What the task asks:
The data beneath this task has to be reprinted character for character.

Available records:
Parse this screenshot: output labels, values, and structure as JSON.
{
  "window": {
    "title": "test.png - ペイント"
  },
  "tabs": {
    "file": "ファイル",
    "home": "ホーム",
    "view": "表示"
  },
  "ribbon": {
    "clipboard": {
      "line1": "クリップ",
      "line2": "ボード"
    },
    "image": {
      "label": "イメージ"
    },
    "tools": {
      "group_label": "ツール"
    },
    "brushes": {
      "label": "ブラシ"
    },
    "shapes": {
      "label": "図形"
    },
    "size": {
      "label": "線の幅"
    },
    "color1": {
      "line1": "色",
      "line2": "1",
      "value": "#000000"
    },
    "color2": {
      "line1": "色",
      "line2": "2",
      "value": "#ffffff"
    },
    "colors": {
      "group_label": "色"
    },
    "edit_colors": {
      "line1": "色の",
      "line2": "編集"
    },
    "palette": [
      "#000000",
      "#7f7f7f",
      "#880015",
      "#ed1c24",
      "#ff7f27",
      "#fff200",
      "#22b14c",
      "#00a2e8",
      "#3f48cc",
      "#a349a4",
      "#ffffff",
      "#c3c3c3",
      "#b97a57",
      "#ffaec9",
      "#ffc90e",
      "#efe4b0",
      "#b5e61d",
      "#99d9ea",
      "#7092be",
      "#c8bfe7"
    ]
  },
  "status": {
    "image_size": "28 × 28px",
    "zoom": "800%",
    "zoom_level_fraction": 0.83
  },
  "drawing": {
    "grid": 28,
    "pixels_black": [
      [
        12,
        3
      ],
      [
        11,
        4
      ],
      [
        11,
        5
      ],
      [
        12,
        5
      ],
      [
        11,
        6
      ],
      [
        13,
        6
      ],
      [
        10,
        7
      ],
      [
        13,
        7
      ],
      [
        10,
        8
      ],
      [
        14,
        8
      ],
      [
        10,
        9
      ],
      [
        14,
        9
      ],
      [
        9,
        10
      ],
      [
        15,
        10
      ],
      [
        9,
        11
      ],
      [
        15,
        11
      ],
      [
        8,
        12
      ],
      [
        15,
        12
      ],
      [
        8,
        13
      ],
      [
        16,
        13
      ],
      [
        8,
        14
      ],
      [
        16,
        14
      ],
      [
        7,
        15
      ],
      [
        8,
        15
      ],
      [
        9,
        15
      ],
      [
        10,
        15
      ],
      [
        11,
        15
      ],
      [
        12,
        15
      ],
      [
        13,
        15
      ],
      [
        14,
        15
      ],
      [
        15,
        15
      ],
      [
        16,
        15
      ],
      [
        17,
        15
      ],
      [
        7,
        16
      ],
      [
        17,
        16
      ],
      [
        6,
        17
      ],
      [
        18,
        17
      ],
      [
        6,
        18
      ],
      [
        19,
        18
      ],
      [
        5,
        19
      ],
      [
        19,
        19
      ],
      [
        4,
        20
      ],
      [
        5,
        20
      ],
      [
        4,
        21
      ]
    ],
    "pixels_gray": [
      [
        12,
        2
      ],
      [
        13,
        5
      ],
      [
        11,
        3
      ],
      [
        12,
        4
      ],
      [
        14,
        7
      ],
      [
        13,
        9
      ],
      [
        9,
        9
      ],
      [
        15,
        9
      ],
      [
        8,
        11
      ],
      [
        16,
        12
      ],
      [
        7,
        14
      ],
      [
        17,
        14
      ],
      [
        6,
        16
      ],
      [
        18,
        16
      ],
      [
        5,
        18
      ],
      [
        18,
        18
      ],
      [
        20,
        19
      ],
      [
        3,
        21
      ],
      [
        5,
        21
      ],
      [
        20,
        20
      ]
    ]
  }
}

Task answer:
Parse this screenshot: output labels, values, and structure as JSON.
{
  "window": {
    "title": "test.png - ペイント"
  },
  "tabs": {
    "file": "ファイル",
    "home": "ホーム",
    "view": "表示"
  },
  "ribbon": {
    "clipboard": {
      "line1": "クリップ",
      "line2": "ボード"
    },
    "image": {
      "label": "イメージ"
    },
    "tools": {
      "group_label": "ツール"
    },
    "brushes": {
      "label": "ブラシ"
    },
    "shapes": {
      "label": "図形"
    },
    "size": {
      "label": "線の幅"
    },
    "color1": {
      "line1": "色",
      "line2": "1",
      "value": "#000000"
    },
    "color2": {
      "line1": "色",
      "line2": "2",
      "value": "#ffffff"
    },
    "colors": {
      "group_label": "色"
    },
    "edit_colors": {
      "line1": "色の",
      "line2": "編集"
    },
    "palette": [
      "#000000",
      "#7f7f7f",
      "#880015",
      "#ed1c24",
      "#ff7f27",
      "#fff200",
      "#22b14c",
      "#00a2e8",
      "#3f48cc",
      "#a349a4",
      "#ffffff",
      "#c3c3c3",
      "#b97a57",
      "#ffaec9",
      "#ffc90e",
      "#efe4b0",
      "#b5e61d",
      "#99d9ea",
      "#7092be",
      "#c8bfe7"
    ]
  },
  "status": {
    "image_size": "28 × 28px",
    "zoom": "800%",
    "zoom_level_fraction": 0.83
  },
  "drawing": {
    "grid": 28,
    "pixels_black": [
      [
        12,
        3
      ],
      [
        11,
        4
      ],
      [
        11,
        5
      ],
      [
        12,
        5
      ],
      [
        11,
        6
      ],
      [
        13,
        6
      ],
      [
        10,
        7
      ],
      [
        13,
        7
      ],
      [
        10,
        8
      ],
      [
        14,
        8
      ],
      [
        10,
        9
      ],
      [
        14,
        9
      ],
      [
        9,
        10
      ],
      [
        15,
        10
      ],
      [
        9,
        11
      ],
      [
        15,
        11
      ],
      [
        8,
        12
      ],
      [
        15,
        12
      ],
      [
        8,
        13
      ],
      [
        16,
        13
      ],
      [
        8,
        14
      ],
      [
        16,
        14
      ],
      [
        7,
        15
      ],
      [
        8,
        15
      ],
      [
        9,
        15
      ],
      [
        10,
        15
      ],
      [
        11,
        15
      ],
      [
        12,
        15
      ],
      [
        13,
        15
      ],
      [
        14,
        15
      ],
      [
        15,
        15
      ],
      [
        16,
        15
      ],
      [
        17,
        15
      ],
      [
        7,
        16
      ],
      [
        17,
        16
      ],
      [
        6,
        17
      ],
      [
        18,
        17
      ],
      [
        6,
        18
      ],
      [
        19,
        18
      ],
      [
        5,
        19
      ],
      [
        19,
        19
      ],
      [
        4,
        20
      ],
      [
        5,
        20
      ],
      [
        4,
        21
      ]
    ],
    "pixels_gray": [
      [
        12,
        2
      ],
      [
        13,
        5
      ],
      [
        11,
        3
      ],
      [
        12,
        4
      ],
      [
        14,
        7
      ],
      [
        13,
        9
      ],
      [
        9,
        9
      ],
      [
        15,
        9
      ],
      [
        8,
        11
      ],
      [
        16,
        12
      ],
      [
        7,
        14
      ],
      [
        17,
        14
      ],
      [
        6,
        16
      ],
      [
        18,
        16
      ],
      [
        5,
        18
      ],
      [
        18,
        18
      ],
      [
        20,
        19
      ],
      [
        3,
        21
      ],
      [
        5,
        21
      ],
      [
        20,
        20
      ]
    ]
  }
}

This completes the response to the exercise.